Use cross-tabulations (contingency tables) to show the relationship

If one variable (dependent)= categorical and other variable (independent) = numerical?

Use t-tests or ANOVA to test the relationship

What If both variables = numerical?

Then cross-tabs are no longer manageable and interpretable

T-tests and ANOVA don’t really apply

???

“Bivariate Analysis”

Analytical situations:

If both variables = numerical?

We can graph their relationship scatter plot

Need a statistical measure to index the inter-relationship between 2 numeric variables

This measure of the inter-relation of two numeric variables is called their “correlation”

“Bivariate Analysis”

Footnote: relevant questions about the relationship between variables

Does a relationship exist or are they independent? (significance test)

What is the form of the inter-relationship?

Linear or non-linear (for numerical variables)

Ordinal or Nonmonotonic (for ordinal variables)

Positive or negative (for ordered variables)

What is the strength of the relationship? (coefficient of association)

What is the meaning (or explanation) of the correlation? (not a statistical question)

I. Correlation

A quantitative measure of the degree of association between 2 numeric variables

The analytical model? Several alternative views:

Predictability

Covariance (mostly emphasizes this model)

I. Correlation

The analytical model for correlations:

Key concept = covariance of two variables

This reflects how strongly or consistently two variables vary together in a predictable way

Whether they are exactly or just somewhat predictable

It presumes that the relationship between them is “linear”

Covariance reflects how closely points of the bivariate distribution (of scores on X and corresponding scores on Y) are bunched around a straight line

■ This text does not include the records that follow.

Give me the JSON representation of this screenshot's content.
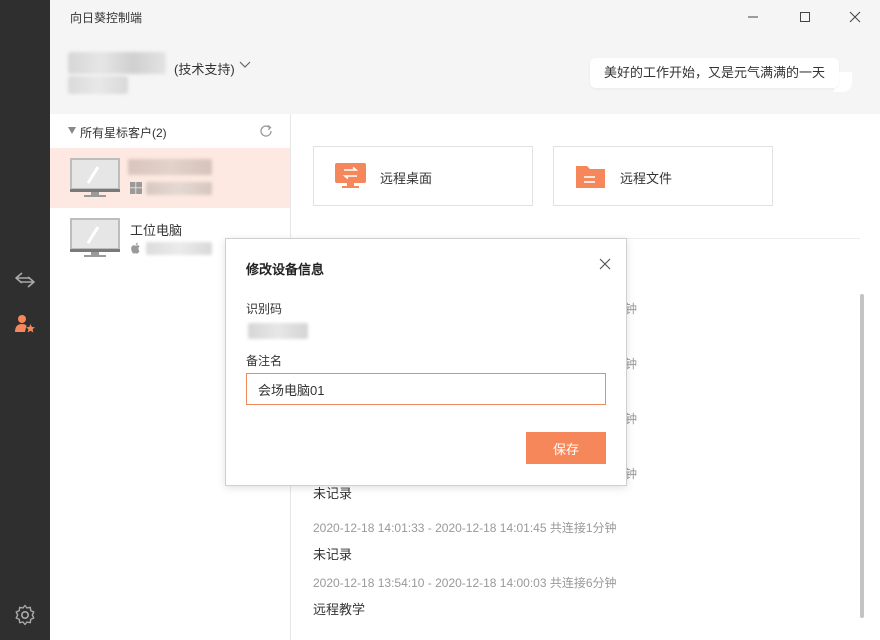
{
  "window": {
    "title": "向日葵控制端"
  },
  "nav": {
    "icons": [
      "swap-arrows-icon",
      "contacts-star-icon",
      "settings-gear-icon"
    ]
  },
  "user": {
    "role": "(技术支持)"
  },
  "greeting": "美好的工作开始，又是元气满满的一天",
  "sidebar": {
    "group_title": "所有星标客户(2)",
    "devices": [
      {
        "name": "",
        "os": "windows",
        "selected": true
      },
      {
        "name": "工位电脑",
        "os": "apple",
        "selected": false
      }
    ]
  },
  "actions": [
    {
      "label": "远程桌面",
      "icon": "remote-desktop-icon"
    },
    {
      "label": "远程文件",
      "icon": "remote-file-folder-icon"
    }
  ],
  "history": [
    {
      "time": "",
      "note": "未记录"
    },
    {
      "time": "2020-12-18 14:01:33 - 2020-12-18 14:01:45 共连接1分钟",
      "note": "未记录"
    },
    {
      "time": "2020-12-18 13:54:10 - 2020-12-18 14:00:03 共连接6分钟",
      "note": "远程教学"
    }
  ],
  "history_fragment": "钟",
  "dialog": {
    "title": "修改设备信息",
    "id_label": "识别码",
    "remark_label": "备注名",
    "remark_value": "会场电脑01",
    "save_label": "保存"
  },
  "colors": {
    "accent": "#f6875a",
    "sidebar_bg": "#2f2f2f",
    "selected_bg": "#fde9e1"
  }
}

Note the similarity with the formula for the variance of a single variable.

Correlation (continued)

Scatter Plot #1 (of moderate correlation):

Correlation (continued)

Scatter Plot #2 (of negative correlation):

Correlation (continued)

Scatter Plot #3 (of high correlation)

Correlation (continued)

Scatter Plot #4 (of very low correlation)

Correlation (continued)

How to compute a correlation coefficient?

By hand:

Definitional formula (the familiar one)

Computational formula (different but equivalent)

By SPSS: Analyze Correlate Bivariate

Correlation Coefficient (r): Definitional Formula

Correlation Coefficient (r): Computational Formula

Correlation (continued)

How to test correlation for significance?

Test Null Hypothesis that: r = 0

Use t-test:

Correlation (continued)

What are assumptions/requirements of correlation

Numeric variables (interval or ratio level)

Linear relationship between variables

Random sampling (for significance test)

Normal distribution of data (for significance test)

What to do if the assumptions do not hold

May be able to transform variables

May use ranks instead of scores

Pearson Correlation Coefficient (scores)

Spearman Correlation Coefficient (ranks)

Correlation (continued)

How to interpret correlations

Sign of coefficient?

Magnitude of coefficient ( -1 < r < +1)

Usual Scale: (slightly different from textbook)

+1.00 perfect correlation

+.75 strong correlation

+.50 moderately strong correlation

+.25 moderate correlation

+.10 weak correlation

.00 no correlation (unrelated)

-.10 weak negative correlation

(and so on for negative correlations)

Correlation (continued)

How to interpret correlations (continued)

NOTE: Zero correlation may indicate that relationShip is nonlinear (rather than no association between variables)

Important to check shape of distribution linearity; lopsidedness; weird “outliers”

Scatterplots = usual method

Line graphs (if scatter plot is hard to read)

May need to transform or edit the data:

Transforms to make variable more “linear”

Exclusion or recoding of “outliers”

Correlation (continued)

Scatterplots vs. Line graphs (example)

Correlation (continued)

crc319crc383dth177pvs500pfh493

crc319: Violent Crime rate -----.614-.048.268.034

crc383: Property Crime rate.614 -----.265.224.042

dth177: Suicide rate-.048.265 -----.178.304

pvs500: Poverty rate.268.224.178 ------.191

pfh493: Alcohol Consumption.034.042.304-.191 -----

How to report correlational results?

Single correlations (r and significance - in text)

Multiple correlations (matrix of coefficients in a separate table)

Note the triangular-mirrored nature of the matrix